Also initially withheld after its first airing was The Brady Bunch Christmas episode “The Voice of Christmas,” which aired in 1969. It was always skipped over in syndication. Until one December, channel 5 in New York finally got around to airing it! I was so excited! Mrs. Brady agreed to sing in church on Christmas but lost her voice. Of course, in the end, we get to see dear Florence Henderson sing a beautiful rendition of “O Come All Ye Faithful."
A typical Christmas episode will often take a well-worn holiday story, a la The Honeymooners with “Gift of the Magi,” and incorporate it into their episode. The Odd Couple, Family Ties, and countless others did a variation on “A Christmas Carol.” One of the more memorable holiday shows was Happy Days’ “Guess Who’s Coming to Christmas,” where the Cunningham family saves Fonzie from spending Christmas alone. That episode was so popular that it was re-aired as a flashback with newly filmed wraparounds for a few years. They finally had to stop that practice, as the Cunningham’s oldest son Chuck is featured in the episode, but was never spoken of again after season two.
As he did with many of the conventions of television, Norman Lear turned the idea of the Christmas episode on its head. All in the Family’s five Christmas episodes dealt with themes of draft dodging, race relations, hate crimes, and divorce. The 1973 episode “Edith’s Christmas Story” dealt with a health scare faced by Edith Bunker. Rocky and Irma Kalish told us how they came to write that classic episode.

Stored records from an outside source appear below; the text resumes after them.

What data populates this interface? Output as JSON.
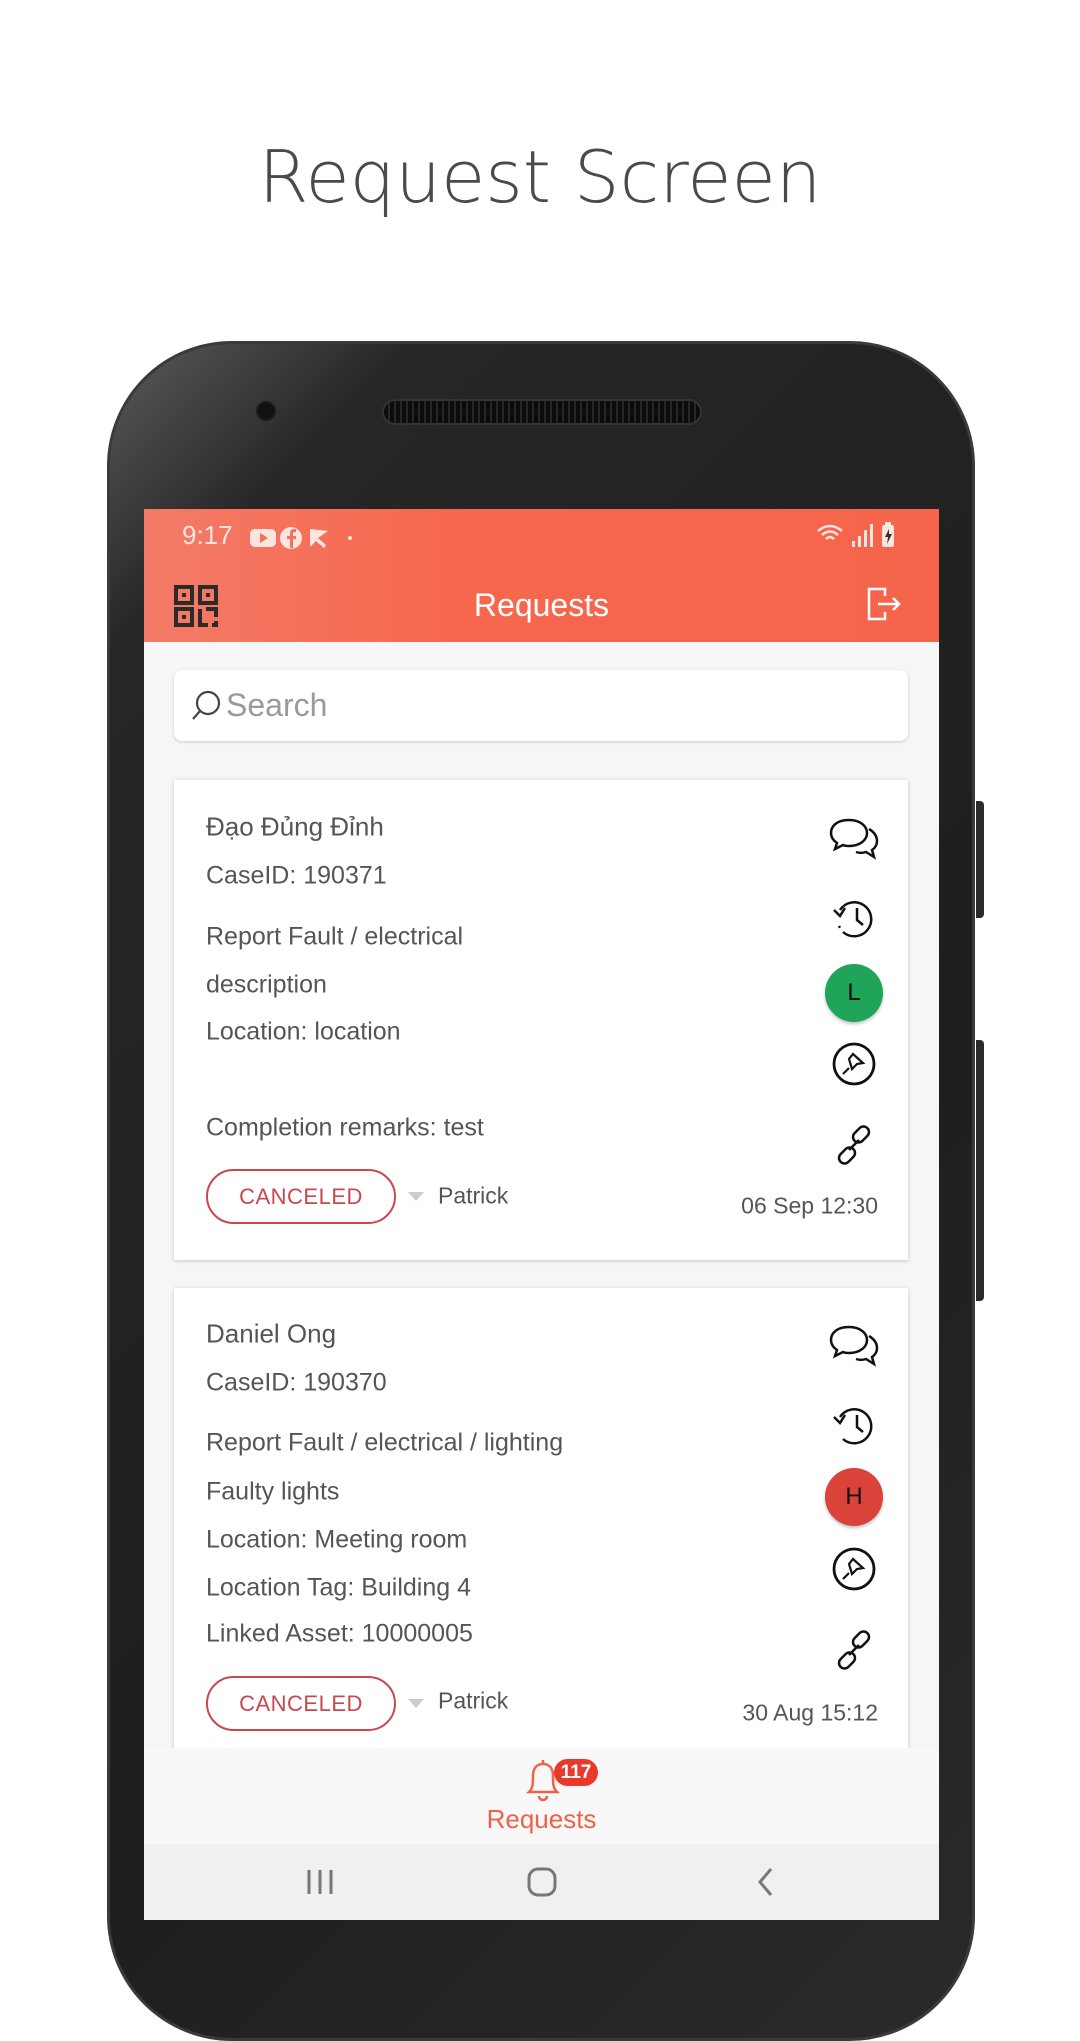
{
  "page_title": "Request Screen",
  "status_bar": {
    "time": "9:17",
    "icons": [
      "youtube-icon",
      "facebook-icon",
      "play-store-icon",
      "dot-icon"
    ],
    "right_icons": [
      "wifi-icon",
      "signal-icon",
      "battery-charging-icon"
    ]
  },
  "app_bar": {
    "title": "Requests",
    "left_icon": "qr-code-icon",
    "right_icon": "logout-icon"
  },
  "search": {
    "placeholder": "Search"
  },
  "colors": {
    "accent": "#f6674d",
    "canceled": "#c9474f",
    "priority_low": "#1fa45a",
    "priority_high": "#d9433a",
    "badge": "#e8392a"
  },
  "requests": [
    {
      "name": "Đạo Đủng Đỉnh",
      "case_id": "CaseID: 190371",
      "category": "Report Fault / electrical",
      "description": "description",
      "location": "Location: location",
      "remarks": "Completion remarks: test",
      "status": "CANCELED",
      "assignee": "Patrick",
      "date": "06 Sep 12:30",
      "priority": "L"
    },
    {
      "name": "Daniel Ong",
      "case_id": "CaseID: 190370",
      "category": "Report Fault / electrical / lighting",
      "description": "Faulty lights",
      "location": "Location: Meeting room",
      "location_tag": "Location Tag: Building 4",
      "linked_asset": "Linked Asset: 10000005",
      "status": "CANCELED",
      "assignee": "Patrick",
      "date": "30 Aug 15:12",
      "priority": "H"
    }
  ],
  "bottom_nav": {
    "label": "Requests",
    "badge": "117",
    "icon": "bell-icon"
  },
  "system_nav": [
    "recents-icon",
    "home-icon",
    "back-icon"
  ]
}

Seinfeld tried to do away with Christmas altogether. In 1997’s “The Strike,” a fed up Frank Costanza introduces Festivus, a holiday which replaces the singing of carols with the airing of grievances. Festivus is actually celebrated in some circles. Festivus poles sell out each December 23rd.
But Frank wasn’t quite as successful as he might’ve hoped. In 2015 there were no less than 45 Christmas/holiday-themed episodes across all platforms and genres. Crazy Ex-Girlfriend, Jane the Virgin, The Goldbergs, and The Muppets all did one. When we watch, we always hope for those special moments like Jackie Gleason’s speech, Fonzie being accepted by the Cunningham family, or Florence Henderson’s lovely voice. A Christmas episode always has the potential to become a classic.
For more information on holiday-related television of all types, search the collection.
- by John Dalton